The United Kingdom has seen an increasing number of children entering the looked after care system (foster care, adoptive care or residential care). Due to this increasing number, there have been several music projects set up in the United Kingdom, which aim to provide opportunities for musical engagement for looked after children. This article aims to examine the impact that a music project has on children in foster care and their carers. Using a case study strategy to examine the Loud and Clear project based at Sage Gateshead, this research took on a multi-methodological approach. Focus groups and interviews were constructed to collect the narratives of participants’ experiences of attending the project and to identify the impacts the project may be having. Additionally, participatory observations were also undertaken to see first-hand the approaches that the facilitators were using within sessions to meet the needs of the participants.
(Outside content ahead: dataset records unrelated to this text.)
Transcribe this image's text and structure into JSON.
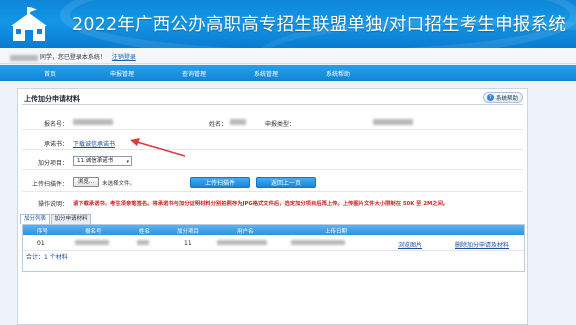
{
  "header": {
    "title": "2022年广西公办高职高专招生联盟单独/对口招生考生申报系统"
  },
  "userbar": {
    "greeting": "同学，您已登录本系统！",
    "logout": "注销登录"
  },
  "nav": {
    "items": [
      "首页",
      "申报管理",
      "查询管理",
      "系统管理",
      "系统帮助"
    ]
  },
  "panel": {
    "title": "上传加分申请材料",
    "help_label": "系统帮助",
    "fields": {
      "regno_label": "报名号：",
      "name_label": "姓名：",
      "type_label": "申报类型：",
      "letter_label": "承诺书：",
      "letter_link": "下载诚信承诺书",
      "item_label": "加分项目：",
      "item_value": "11.诚信承诺书",
      "file_label": "上传扫描件：",
      "file_button": "浏览...",
      "file_status": "未选择文件。",
      "notice_label": "操作说明：",
      "notice_text": "请下载承诺书，考生须亲笔签名。将承诺书与加分证明材料分别拍照存为JPG格式文件后，选定加分项目后再上传。上传图片文件大小限制在 50K 至 2M之间。"
    },
    "buttons": {
      "upload": "上传扫描件",
      "back": "返回上一页"
    },
    "tabs": [
      "加分列表",
      "加分申请材料"
    ],
    "table": {
      "headers": [
        "序号",
        "报名号",
        "姓名",
        "加分项目",
        "用户名",
        "上传日期"
      ],
      "rows": [
        {
          "index": "01",
          "item": "11",
          "view": "浏览图片",
          "delete": "删除加分申请及材料"
        }
      ],
      "total": "合计：1 个材料"
    }
  },
  "colors": {
    "banner": "#1396e6",
    "nav": "#1a8edb",
    "notice": "#d32020",
    "arrow": "#e03a3a"
  }
}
Findings indicated that attending a music project helped facilitate a sense of structure for foster children while also providing unique opportunities for carers to socialize with one another – these being two key areas that are often lacking in participants’ lives, that can be seen to be overcome through active participation within a music project.
- looked after children
- music making